The sale of a privately held company is significantly different than the sale of any other asset you’ve ever owned. It’s not the same as selling your home, real estate or property. It’s not the same as selling any other tangible asset, such as an auto or boat. Acquirers of an operating company are acquiring the future profitability of your company, and they are willing to pay you multiples of that future profitability today.
The amount a buyer is willing to pay comes down to return-on-investment (ROI) and relative risk. The goal is to present your company to the buyer showing the positive return potential with the least amount of risk.
Here are a few factors that increase the value of a business:
● You’re in the growth stage business cycle. If your company is in the growth stage business cycle a buyer will value your company higher because they know revenues and customers will continue to increase over the next several years.
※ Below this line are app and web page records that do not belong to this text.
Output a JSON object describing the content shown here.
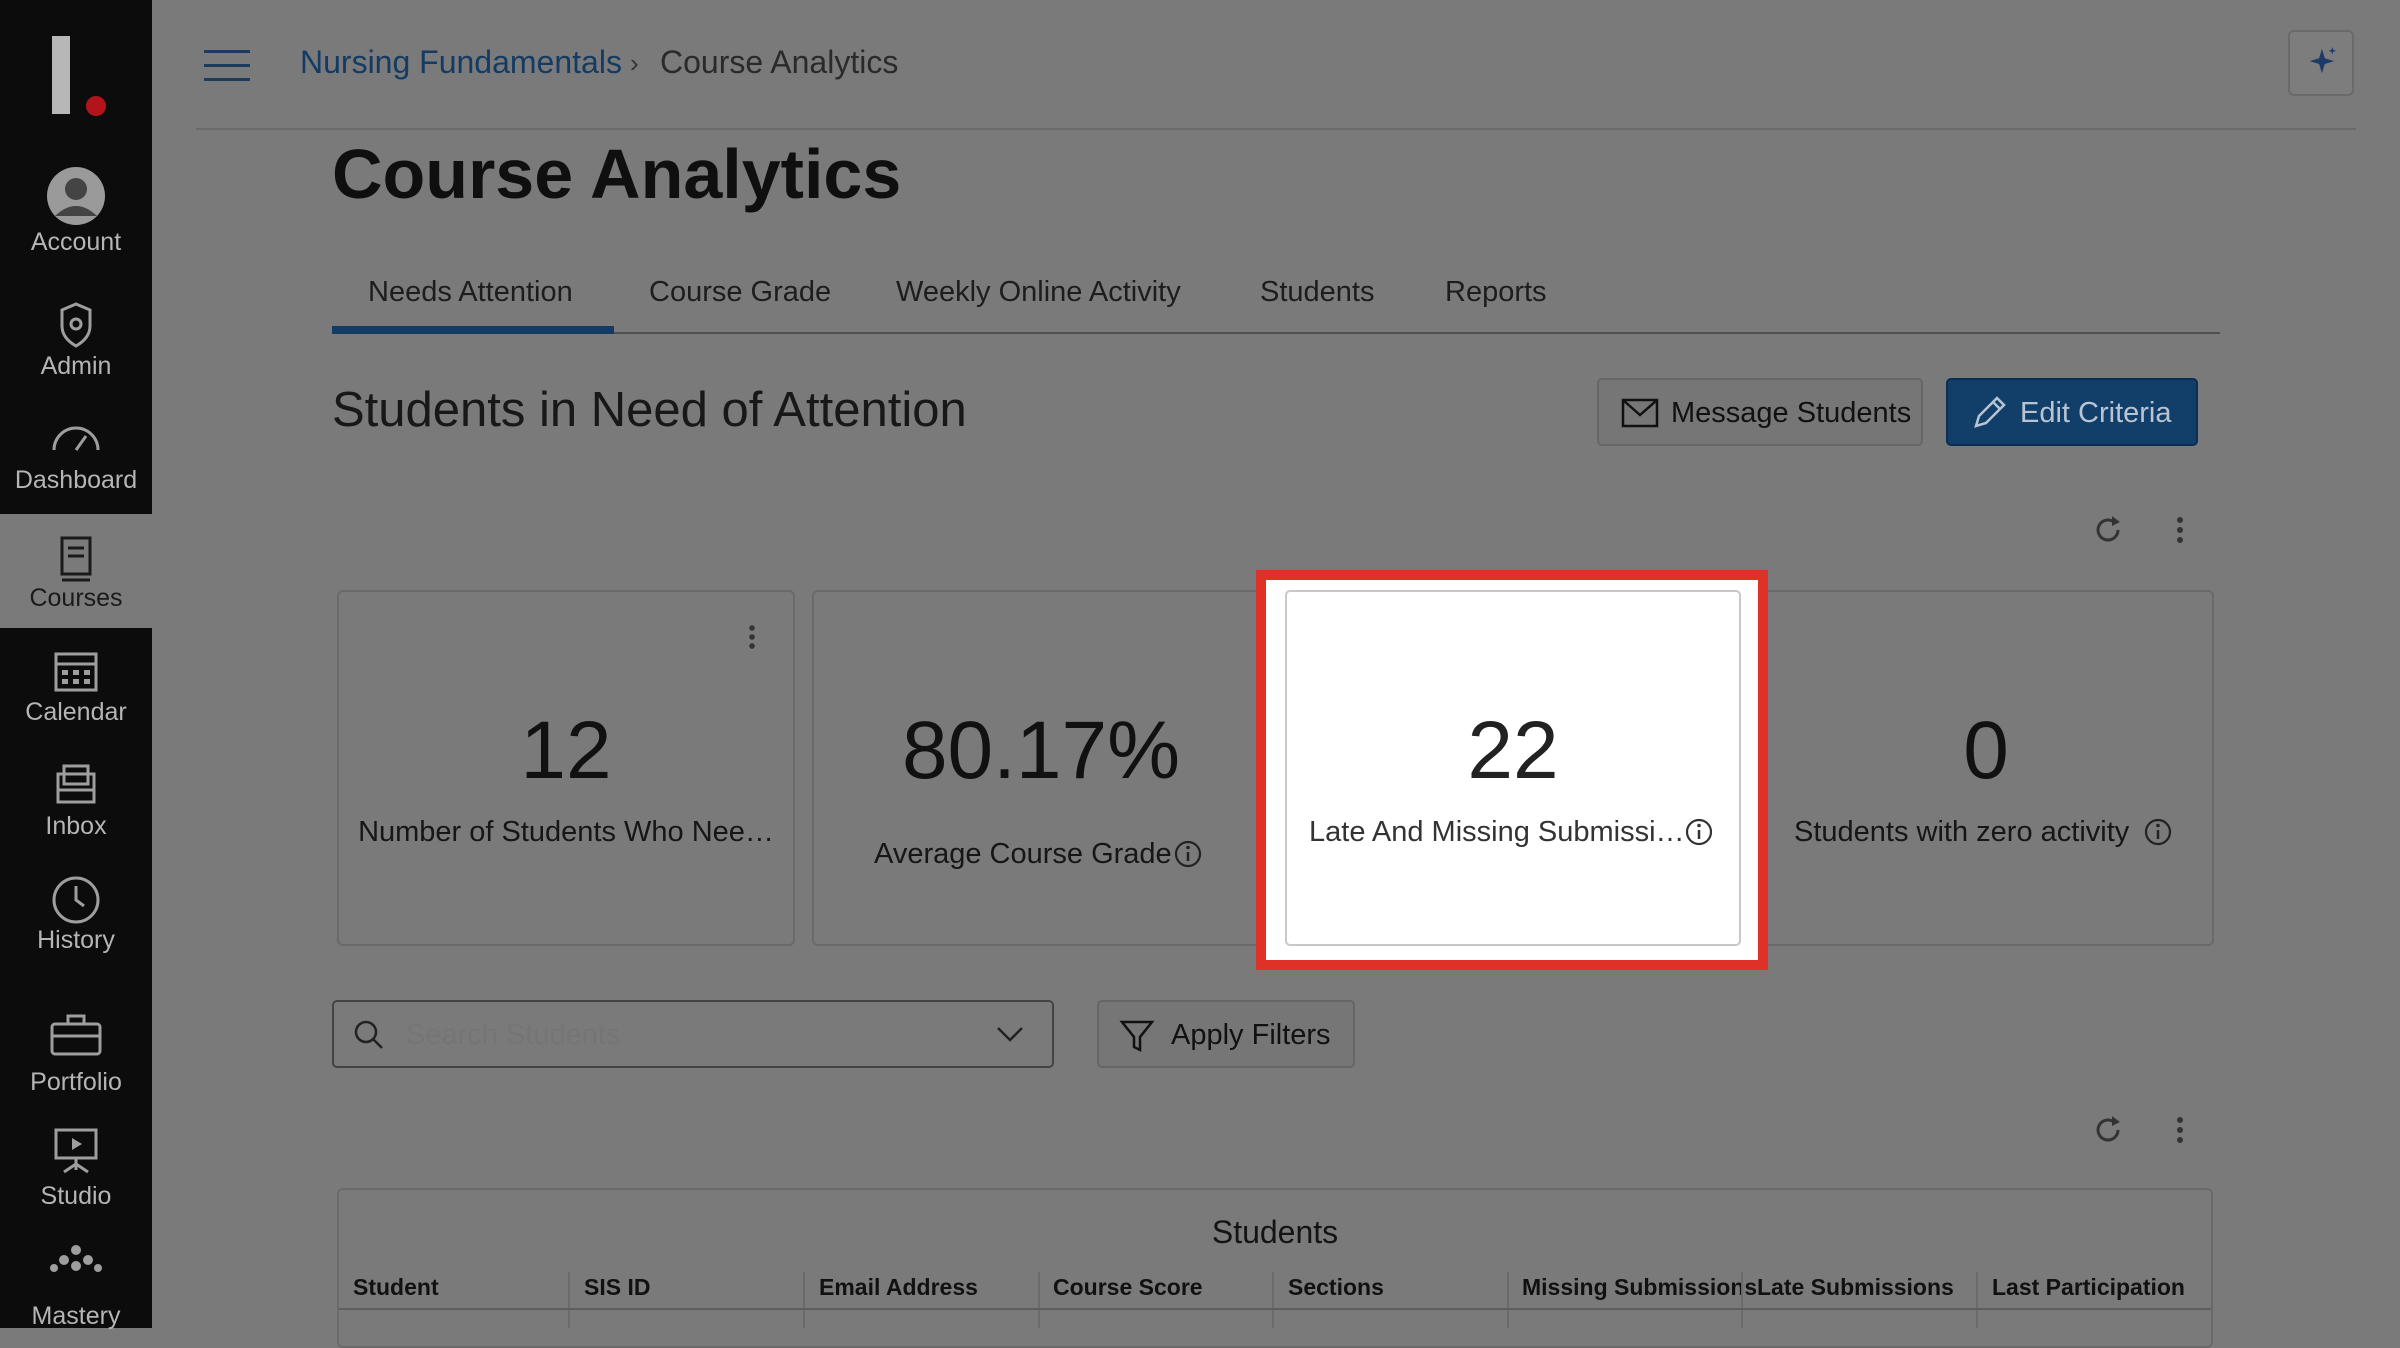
{
  "global_nav": {
    "items": [
      {
        "label": "Account",
        "icon": "account-avatar-icon"
      },
      {
        "label": "Admin",
        "icon": "shield-icon"
      },
      {
        "label": "Dashboard",
        "icon": "speedometer-icon"
      },
      {
        "label": "Courses",
        "icon": "book-icon",
        "active": true
      },
      {
        "label": "Calendar",
        "icon": "calendar-icon"
      },
      {
        "label": "Inbox",
        "icon": "inbox-icon"
      },
      {
        "label": "History",
        "icon": "clock-icon"
      },
      {
        "label": "Portfolio",
        "icon": "briefcase-icon"
      },
      {
        "label": "Studio",
        "icon": "presentation-icon"
      },
      {
        "label": "Mastery",
        "icon": "mastery-dots-icon"
      }
    ]
  },
  "breadcrumb": {
    "course": "Nursing Fundamentals",
    "separator": "›",
    "current": "Course Analytics"
  },
  "page": {
    "title": "Course Analytics"
  },
  "tabs": [
    {
      "label": "Needs Attention",
      "active": true
    },
    {
      "label": "Course Grade"
    },
    {
      "label": "Weekly Online Activity"
    },
    {
      "label": "Students"
    },
    {
      "label": "Reports"
    }
  ],
  "section": {
    "heading": "Students in Need of Attention"
  },
  "actions": {
    "message_students": "Message Students",
    "edit_criteria": "Edit Criteria"
  },
  "cards": [
    {
      "value": "12",
      "caption": "Number of Students Who Nee…"
    },
    {
      "value": "80.17%",
      "caption": "Average Course Grade"
    },
    {
      "value": "22",
      "caption": "Late And Missing Submissi…",
      "highlighted": true
    },
    {
      "value": "0",
      "caption": "Students with zero activity"
    }
  ],
  "search": {
    "placeholder": "Search Students"
  },
  "filter": {
    "label": "Apply Filters"
  },
  "table": {
    "caption": "Students",
    "columns": [
      "Student",
      "SIS ID",
      "Email Address",
      "Course Score",
      "Sections",
      "Missing Submissions",
      "Late Submissions",
      "Last Participation"
    ]
  },
  "colors": {
    "brand_dark_blue": "#143b64",
    "highlight_red": "#e03128",
    "brand_red_dot": "#b3141c"
  }
}
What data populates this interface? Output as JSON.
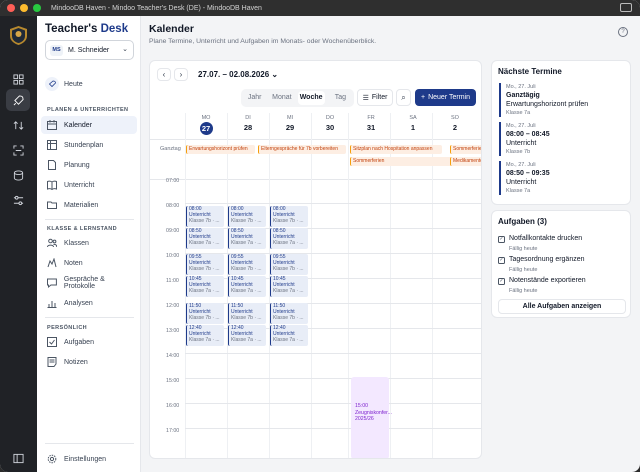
{
  "window": {
    "title": "MindooDB Haven - Mindoo Teacher's Desk (DE) - MindooDB Haven"
  },
  "sidebar": {
    "brand_plain": "Teacher's ",
    "brand_accent": "Desk",
    "user": {
      "initials": "MS",
      "name": "M. Schneider"
    },
    "home_label": "Heute",
    "sections": [
      {
        "title": "PLANEN & UNTERRICHTEN",
        "items": [
          "Kalender",
          "Stundenplan",
          "Planung",
          "Unterricht",
          "Materialien"
        ]
      },
      {
        "title": "KLASSE & LERNSTAND",
        "items": [
          "Klassen",
          "Noten",
          "Gespräche & Protokolle",
          "Analysen"
        ]
      },
      {
        "title": "PERSÖNLICH",
        "items": [
          "Aufgaben",
          "Notizen"
        ]
      }
    ],
    "settings_label": "Einstellungen"
  },
  "header": {
    "title": "Kalender",
    "subtitle": "Plane Termine, Unterricht und Aufgaben im Monats- oder Wochenüberblick."
  },
  "calendar": {
    "date_range": "27.07. – 02.08.2026",
    "views": [
      "Jahr",
      "Monat",
      "Woche",
      "Tag"
    ],
    "active_view": "Woche",
    "filter_label": "Filter",
    "new_label": "Neuer Termin",
    "allday_label": "Ganztag",
    "days": [
      {
        "name": "MO",
        "date": "27",
        "today": true
      },
      {
        "name": "DI",
        "date": "28"
      },
      {
        "name": "MI",
        "date": "29"
      },
      {
        "name": "DO",
        "date": "30"
      },
      {
        "name": "FR",
        "date": "31"
      },
      {
        "name": "SA",
        "date": "1"
      },
      {
        "name": "SO",
        "date": "2"
      }
    ],
    "allday_events": [
      "Erwartungshorizont prüfen",
      "Elterngespräche für 7b vorbereiten",
      "Sitzplan nach Hospitation anpassen",
      "Sommerferien",
      "Sommerferien",
      "Medikamente"
    ],
    "times": [
      "07:00",
      "08:00",
      "09:00",
      "10:00",
      "11:00",
      "12:00",
      "13:00",
      "14:00",
      "15:00",
      "16:00",
      "17:00"
    ],
    "lesson": {
      "title": "Unterricht",
      "times": [
        "08:00",
        "08:50",
        "09:55",
        "10:45",
        "11:50",
        "12:40"
      ],
      "class_prefix": "Klasse 7"
    },
    "purple_event": {
      "time": "15:00",
      "title": "Zeugniskonfer...",
      "year": "2025/26"
    }
  },
  "upcoming": {
    "title": "Nächste Termine",
    "items": [
      {
        "date": "Mo., 27. Juli",
        "time": "Ganztägig",
        "title": "Erwartungshorizont prüfen",
        "class": "Klasse 7a"
      },
      {
        "date": "Mo., 27. Juli",
        "time": "08:00 – 08:45",
        "title": "Unterricht",
        "class": "Klasse 7b"
      },
      {
        "date": "Mo., 27. Juli",
        "time": "08:50 – 09:35",
        "title": "Unterricht",
        "class": "Klasse 7a"
      }
    ]
  },
  "tasks": {
    "title": "Aufgaben (3)",
    "items": [
      {
        "title": "Notfallkontakte drucken",
        "due": "Fällig heute"
      },
      {
        "title": "Tagesordnung ergänzen",
        "due": "Fällig heute"
      },
      {
        "title": "Notenstände exportieren",
        "due": "Fällig heute"
      }
    ],
    "all_label": "Alle Aufgaben anzeigen"
  },
  "colors": {
    "accent": "#1e3a8a",
    "lesson_bg": "#e8edf7",
    "allday_bg": "#fdeee3",
    "purple_bg": "#f3e8ff"
  }
}
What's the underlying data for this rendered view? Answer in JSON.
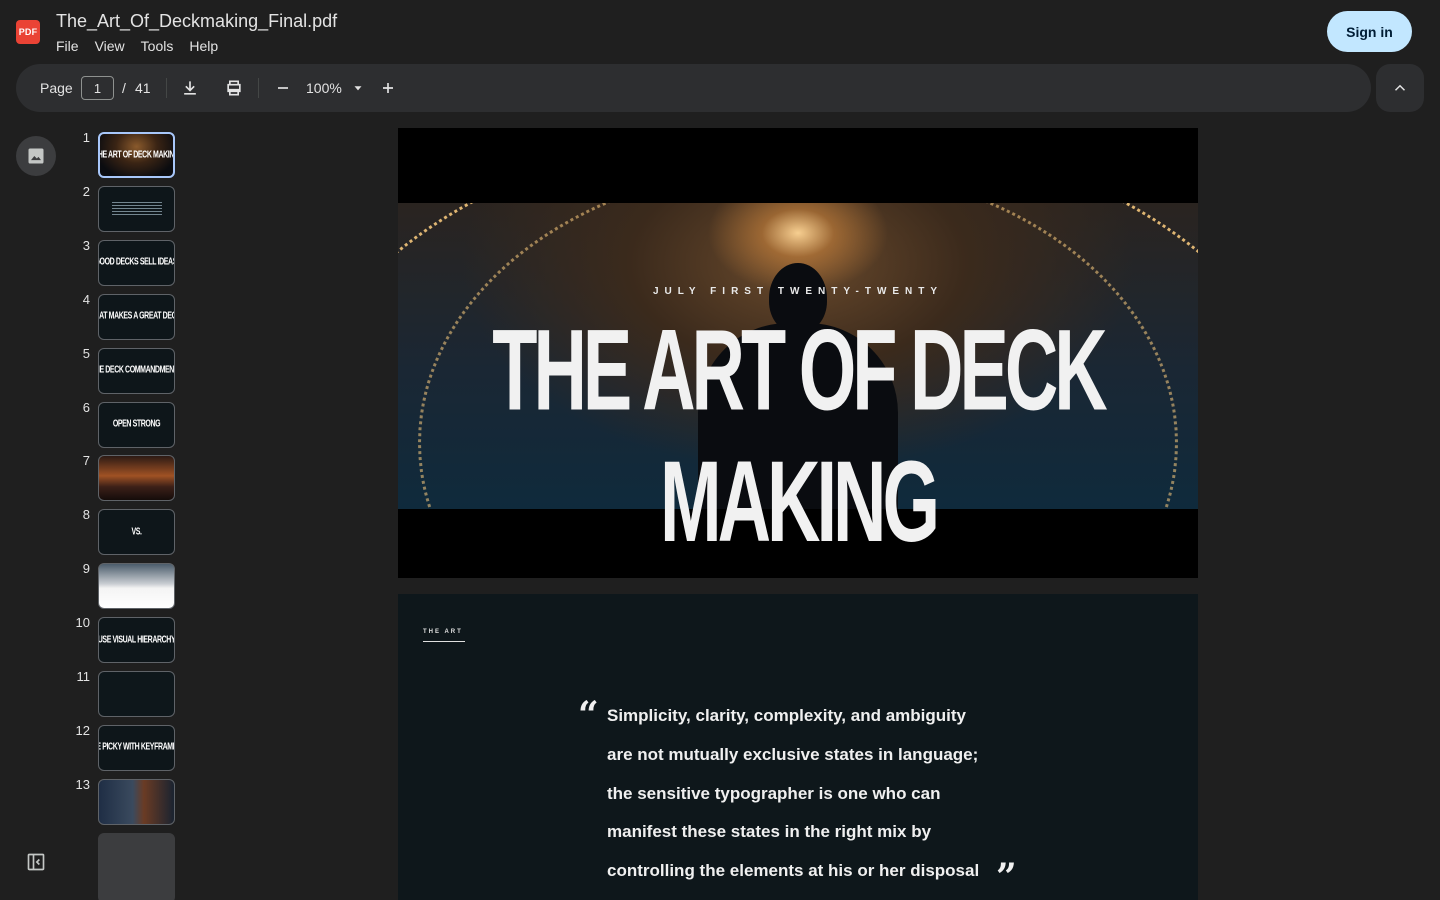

You’ll want to show you have processes in place to manage the increased sales and customers.
● You have multiple sources of income. Make sure to document multiple sources of income, so that a potential buyer feels secure that he is protected from the unavoidable ups and downs of economic and industry cycles.
● You have a healthy customer base. Buyers want to know that your customer base is broad and diverse so if you lose a few, it won’t significantly impact the business. If you only have a few big clients, try to get more clients prior to selling the business to diversify the risk.
● You have a solid management team in place. A prospective buyer wants to make sure that the company can succeed without you at the helm. Make sure you have a solid management team covering the major aspects of driving a successful business (Operations, Marketing, Finance, Customer Service, etc.). You can also show that you regularly call upon the expertise of outside consultants, attorneys and accountants as needed in the running of your business.
● You have a repeatable marketing strategy. If the buyer sees you have a repeatable marketing strategy that consistently generates new clients, then they know they will be able to replicate that system and keep the same positive momentum once they take over. If you haven’t perfected or documented your marketing strategy, do it prior to finding a buyer
● You have goodwill. Goodwill is the value of a company's reputation which gives it a competitive edge and earning power. Accounting wise it is the amount paid above the book value of the company's assets. If your company has built up an excellent reputation, or a valuable trade name, or has important customer contacts, it most likely will enjoy a higher multiply in selling.
Prior to finding a buyer, it is important that your business is in top operating order and appearance. Prospective business buyers won’t simply take you on your word. You need to have documents ready to support every claim you make during the sales process.